The Parish Church of St. Michael and All Angels
Our Priest is Rev. Julie Read. You can e-mail her by clicking here.
LATEST EVENTS – 2019
Church Clock Repair Appeal – Please see further down this page. Thank you
Church Clock Repair Appeal
On the 1st August our Crowdfunder site for donations to help us repair our 1877 Church clock goes Live and you can donate here:
The site is only open for EIGHT WEEKS which is the maximum permitted by Crowdfunder, so please don’t delay and help us get our clock and chimes back working!
Don’t forget this is a win win situation as if you are a UK taxpayer, donating to a charity can bring tax relief to the giver and allows us to claim Gift Aid.
We need to raise £11,000 and a very generous donor has promised to match £ for £ what we raise up to £3,500. We receive no money from the Church of England for the upkeep of our church, and rely entirely upon the village to assist us – so please help!
A little history and what we hope to do….….
The Church clock, that has served the village of Kingsland for 141 years, has now expired through old age! It was originally installed as a memorial to Thomas Gethin in 1877, and bears the initials of the two Churchwardens of the time, Gethin and Benjamin Lawrence Sanders. The church tower it sits in dates from the 12th Century, and is part of a unique medieval Church in that the building has never been altered or added to since construction finished.
After years of carefully nursing our beautiful clock mechanism it is now beyond repair and needs to be replaced. At the same time we can convert the clock to electrical power such that it no longer requires a weekly wind up.
We are on YouTube- search on Kingsland Parish Church.
Peter King – Church Warden
The Parish Church of St. Michael and All Angels has been the centre of Christian worship in Kingsland, Herefordshire for many centuries. Its large size reflects the importance of Kingsland as a settlement in the Middle Ages. The present building, erected between 1290 and 1310 by the Mortimers, incorporates two narrow lancet windows from an earlier church. They are now blocked up but must have originally served as the east windows of the aisles. One can be seen from the southern exterior of the chancel, the other is hidden inside the organ chamber.
The church consists of a nave, two aisles (which terminate in the chapels of Christ The King and of Our Lady), a chancel, vestry, organ chamber and west tower (heightened in the 15th century), and is today substantially as the builders left it.
The church is entered by the north porch. Opening off the north porch is the Volka chapel – a unique feature of the church – probably built as a chantry in which masses could be said for the soul of an early benefactor or for those killed in the battle of Mortimer’s Cross. The chapel contains an open stone coffin which is said to have had in it the bones of a woman and child when opened in 1826. The 15th century south porch was in 1980 converted into a kitchen and WC.

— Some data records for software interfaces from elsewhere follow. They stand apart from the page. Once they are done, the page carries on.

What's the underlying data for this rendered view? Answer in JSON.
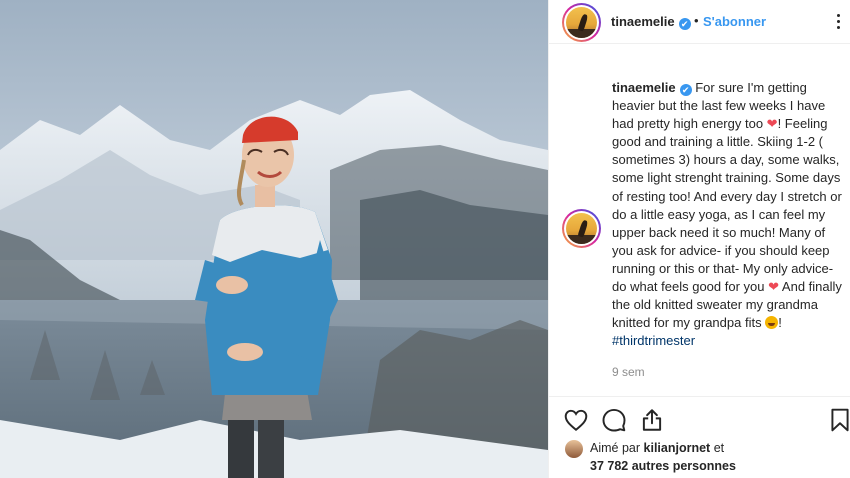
{
  "post": {
    "username": "tinaemelie",
    "verified_mark": "✔",
    "separator": "•",
    "follow_label": "S'abonner",
    "caption_username": "tinaemelie",
    "caption_1": "For sure I'm getting heavier but the last few weeks I have had pretty high energy too ",
    "caption_2": "! Feeling good and training a little. Skiing 1-2 ( sometimes 3) hours a day, some walks, some light strenght training. Some days of resting too! And every day I stretch or do a little easy yoga, as I can feel my upper back need it so much! Many of you ask for advice- if you should keep running or this or that- My only advice- do what feels good for you ",
    "caption_3": "And finally the old knitted sweater my grandma knitted for my grandpa fits ",
    "caption_4": "!",
    "hashtag": "#thirdtrimester",
    "heart_emoji": "❤",
    "time_ago": "9 sem"
  },
  "likes": {
    "prefix": "Aimé par",
    "liker": "kilianjornet",
    "conj": "et",
    "others": "37 782 autres personnes"
  },
  "icons": {
    "more": "more-options-icon",
    "like": "heart-icon",
    "comment": "comment-icon",
    "share": "share-icon",
    "save": "bookmark-icon"
  },
  "colors": {
    "link": "#3897f0",
    "hashtag": "#003569",
    "heart": "#ed4956",
    "muted": "#8e8e8e",
    "sweater_blue": "#3a8cc0"
  }
}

The nave has a 14th or 15th century king-post roof supported on pillars of unusual and interesting design, and there is a clerestory of round windows. The painted chancel roof dates from the 1866-1868 restoration of the church by G.F. Bodley. He also installed the present pulpit, lectern, choir stalls and pews, together with a stone screen, which has since been removed. Prior to the restoration the nave was ceiled. The encaustic tiles in the chancel are by Mr. Godwin.
The internal furnishings of the church include a 14th century octagonal font, 17th century doors to the tower and the vestry, a cartoon of the Crucifixion, the design for a stained glass window in Bucklebury Church, Berkshire, by Sir Frank Brangwyn R.A. (1867-1956) in the Chapel of Our Lady, and a number of mural memorials
External features of note are the cusped or traceried panelling on the outerfaces of the tower buttresses, the gargoyles at the parapet of the tower, the stone heads in niches at the base of the tower, the 14th century tomb recess in the outer wall of the vestry and the sanctus bellcote on the chancel gable. The bell-cote contains a bell of 1801, placed there in 1979.
On the south side of the chancel door are 2 scratch dials – used to indicate times of services (these are just about still visible – carved into the stonework to the left of the door).
There is a comprehensive booklet of the interesting history of the church available from the church.
Click the titles below to read the sad story of the Gethin family who have so many graves in Kingsland churchyard :